# What you should do
Your answer should hold each line of the material that contains the word "Auswertung".

# The data
·····

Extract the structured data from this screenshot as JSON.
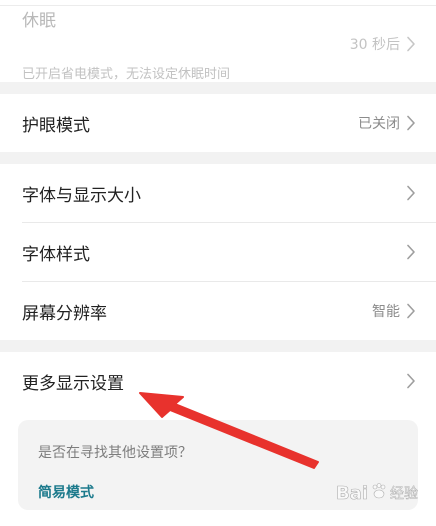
{
  "settings": {
    "sleep": {
      "label": "休眠",
      "subtitle": "已开启省电模式，无法设定休眠时间",
      "value": "30 秒后"
    },
    "eye_comfort": {
      "label": "护眼模式",
      "value": "已关闭"
    },
    "font_display_size": {
      "label": "字体与显示大小"
    },
    "font_style": {
      "label": "字体样式"
    },
    "resolution": {
      "label": "屏幕分辨率",
      "value": "智能"
    },
    "more_display": {
      "label": "更多显示设置"
    }
  },
  "suggestion": {
    "question": "是否在寻找其他设置项？",
    "link": "简易模式"
  },
  "watermark": {
    "brand": "Bai",
    "suffix": "经验"
  },
  "colors": {
    "accent_link": "#1c7a8c",
    "annotation_arrow": "#e8322d"
  },
  "icons": {
    "chevron": "chevron-right-icon",
    "watermark_paw": "baidu-paw-icon"
  }
}
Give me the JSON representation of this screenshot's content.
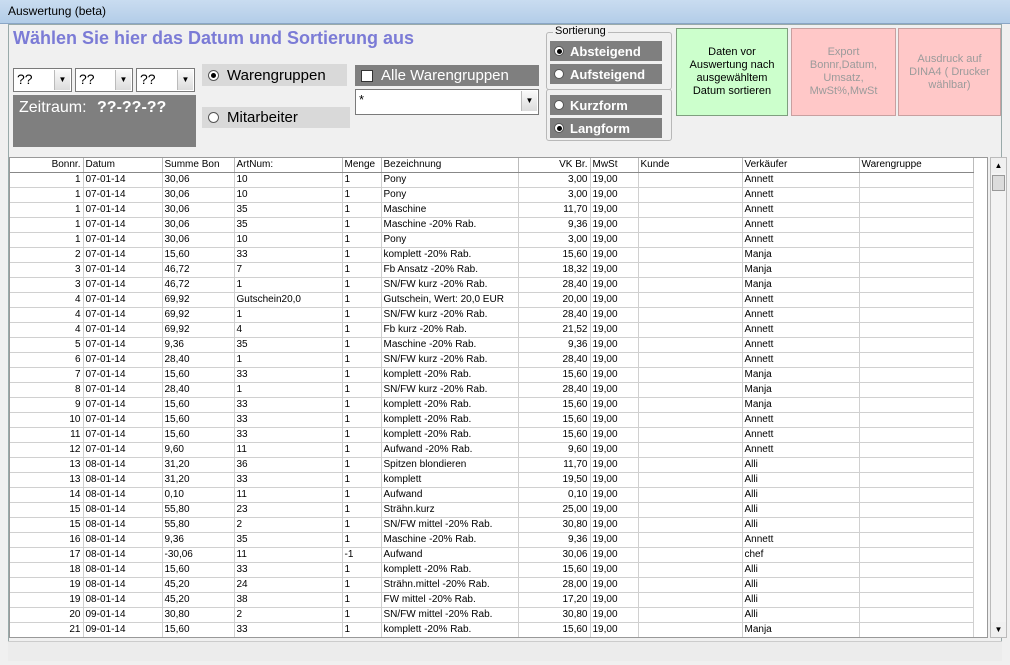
{
  "window": {
    "title": "Auswertung (beta)"
  },
  "header": {
    "heading": "Wählen Sie hier das Datum und Sortierung aus"
  },
  "date": {
    "day": "??",
    "month": "??",
    "year": "??",
    "range_label": "Zeitraum:",
    "range_value": "??-??-??"
  },
  "filter": {
    "warengruppen_label": "Warengruppen",
    "warengruppen_selected": true,
    "alle_label": "Alle Warengruppen",
    "alle_checked": false,
    "mitarbeiter_label": "Mitarbeiter",
    "mitarbeiter_selected": false,
    "group_value": "*"
  },
  "sort": {
    "legend": "Sortierung",
    "desc_label": "Absteigend",
    "asc_label": "Aufsteigend",
    "short_label": "Kurzform",
    "long_label": "Langform"
  },
  "buttons": {
    "sort_date": "Daten vor Auswertung nach ausgewähltem Datum sortieren",
    "export": "Export Bonnr,Datum, Umsatz, MwSt%,MwSt",
    "print": "Ausdruck auf DINA4 ( Drucker wählbar)"
  },
  "colors": {
    "heading": "#7b7bd6",
    "green_button": "#ccffcc",
    "red_button": "#ffc8c8",
    "dark_panel": "#7f7f7f"
  },
  "table": {
    "columns": [
      "Bonnr.",
      "Datum",
      "Summe Bon",
      "ArtNum:",
      "Menge",
      "Bezeichnung",
      "VK Br.",
      "MwSt",
      "Kunde",
      "Verkäufer",
      "Warengruppe"
    ],
    "rows": [
      [
        "1",
        "07-01-14",
        "30,06",
        "10",
        "1",
        "Pony",
        "3,00",
        "19,00",
        "",
        "Annett",
        ""
      ],
      [
        "1",
        "07-01-14",
        "30,06",
        "10",
        "1",
        "Pony",
        "3,00",
        "19,00",
        "",
        "Annett",
        ""
      ],
      [
        "1",
        "07-01-14",
        "30,06",
        "35",
        "1",
        "Maschine",
        "11,70",
        "19,00",
        "",
        "Annett",
        ""
      ],
      [
        "1",
        "07-01-14",
        "30,06",
        "35",
        "1",
        "Maschine -20% Rab.",
        "9,36",
        "19,00",
        "",
        "Annett",
        ""
      ],
      [
        "1",
        "07-01-14",
        "30,06",
        "10",
        "1",
        "Pony",
        "3,00",
        "19,00",
        "",
        "Annett",
        ""
      ],
      [
        "2",
        "07-01-14",
        "15,60",
        "33",
        "1",
        "komplett -20% Rab.",
        "15,60",
        "19,00",
        "",
        "Manja",
        ""
      ],
      [
        "3",
        "07-01-14",
        "46,72",
        "7",
        "1",
        "Fb Ansatz -20% Rab.",
        "18,32",
        "19,00",
        "",
        "Manja",
        ""
      ],
      [
        "3",
        "07-01-14",
        "46,72",
        "1",
        "1",
        "SN/FW kurz -20% Rab.",
        "28,40",
        "19,00",
        "",
        "Manja",
        ""
      ],
      [
        "4",
        "07-01-14",
        "69,92",
        "Gutschein20,0",
        "1",
        "Gutschein, Wert: 20,0 EUR",
        "20,00",
        "19,00",
        "",
        "Annett",
        ""
      ],
      [
        "4",
        "07-01-14",
        "69,92",
        "1",
        "1",
        "SN/FW kurz -20% Rab.",
        "28,40",
        "19,00",
        "",
        "Annett",
        ""
      ],
      [
        "4",
        "07-01-14",
        "69,92",
        "4",
        "1",
        "Fb kurz -20% Rab.",
        "21,52",
        "19,00",
        "",
        "Annett",
        ""
      ],
      [
        "5",
        "07-01-14",
        "9,36",
        "35",
        "1",
        "Maschine -20% Rab.",
        "9,36",
        "19,00",
        "",
        "Annett",
        ""
      ],
      [
        "6",
        "07-01-14",
        "28,40",
        "1",
        "1",
        "SN/FW kurz -20% Rab.",
        "28,40",
        "19,00",
        "",
        "Annett",
        ""
      ],
      [
        "7",
        "07-01-14",
        "15,60",
        "33",
        "1",
        "komplett -20% Rab.",
        "15,60",
        "19,00",
        "",
        "Manja",
        ""
      ],
      [
        "8",
        "07-01-14",
        "28,40",
        "1",
        "1",
        "SN/FW kurz -20% Rab.",
        "28,40",
        "19,00",
        "",
        "Manja",
        ""
      ],
      [
        "9",
        "07-01-14",
        "15,60",
        "33",
        "1",
        "komplett -20% Rab.",
        "15,60",
        "19,00",
        "",
        "Manja",
        ""
      ],
      [
        "10",
        "07-01-14",
        "15,60",
        "33",
        "1",
        "komplett -20% Rab.",
        "15,60",
        "19,00",
        "",
        "Annett",
        ""
      ],
      [
        "11",
        "07-01-14",
        "15,60",
        "33",
        "1",
        "komplett -20% Rab.",
        "15,60",
        "19,00",
        "",
        "Annett",
        ""
      ],
      [
        "12",
        "07-01-14",
        "9,60",
        "11",
        "1",
        "Aufwand -20% Rab.",
        "9,60",
        "19,00",
        "",
        "Annett",
        ""
      ],
      [
        "13",
        "08-01-14",
        "31,20",
        "36",
        "1",
        "Spitzen blondieren",
        "11,70",
        "19,00",
        "",
        "Alli",
        ""
      ],
      [
        "13",
        "08-01-14",
        "31,20",
        "33",
        "1",
        "komplett",
        "19,50",
        "19,00",
        "",
        "Alli",
        ""
      ],
      [
        "14",
        "08-01-14",
        "0,10",
        "11",
        "1",
        "Aufwand",
        "0,10",
        "19,00",
        "",
        "Alli",
        ""
      ],
      [
        "15",
        "08-01-14",
        "55,80",
        "23",
        "1",
        "Strähn.kurz",
        "25,00",
        "19,00",
        "",
        "Alli",
        ""
      ],
      [
        "15",
        "08-01-14",
        "55,80",
        "2",
        "1",
        "SN/FW mittel -20% Rab.",
        "30,80",
        "19,00",
        "",
        "Alli",
        ""
      ],
      [
        "16",
        "08-01-14",
        "9,36",
        "35",
        "1",
        "Maschine -20% Rab.",
        "9,36",
        "19,00",
        "",
        "Annett",
        ""
      ],
      [
        "17",
        "08-01-14",
        "-30,06",
        "11",
        "-1",
        "Aufwand",
        "30,06",
        "19,00",
        "",
        "chef",
        ""
      ],
      [
        "18",
        "08-01-14",
        "15,60",
        "33",
        "1",
        "komplett -20% Rab.",
        "15,60",
        "19,00",
        "",
        "Alli",
        ""
      ],
      [
        "19",
        "08-01-14",
        "45,20",
        "24",
        "1",
        "Strähn.mittel -20% Rab.",
        "28,00",
        "19,00",
        "",
        "Alli",
        ""
      ],
      [
        "19",
        "08-01-14",
        "45,20",
        "38",
        "1",
        "FW mittel -20% Rab.",
        "17,20",
        "19,00",
        "",
        "Alli",
        ""
      ],
      [
        "20",
        "09-01-14",
        "30,80",
        "2",
        "1",
        "SN/FW mittel -20% Rab.",
        "30,80",
        "19,00",
        "",
        "Alli",
        ""
      ],
      [
        "21",
        "09-01-14",
        "15,60",
        "33",
        "1",
        "komplett -20% Rab.",
        "15,60",
        "19,00",
        "",
        "Manja",
        ""
      ]
    ]
  }
}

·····

# Answer for this exercise
    "title": "Auswertung (beta)"
    "sort_date": "Daten vor Auswertung nach ausgewähltem Datum sortieren",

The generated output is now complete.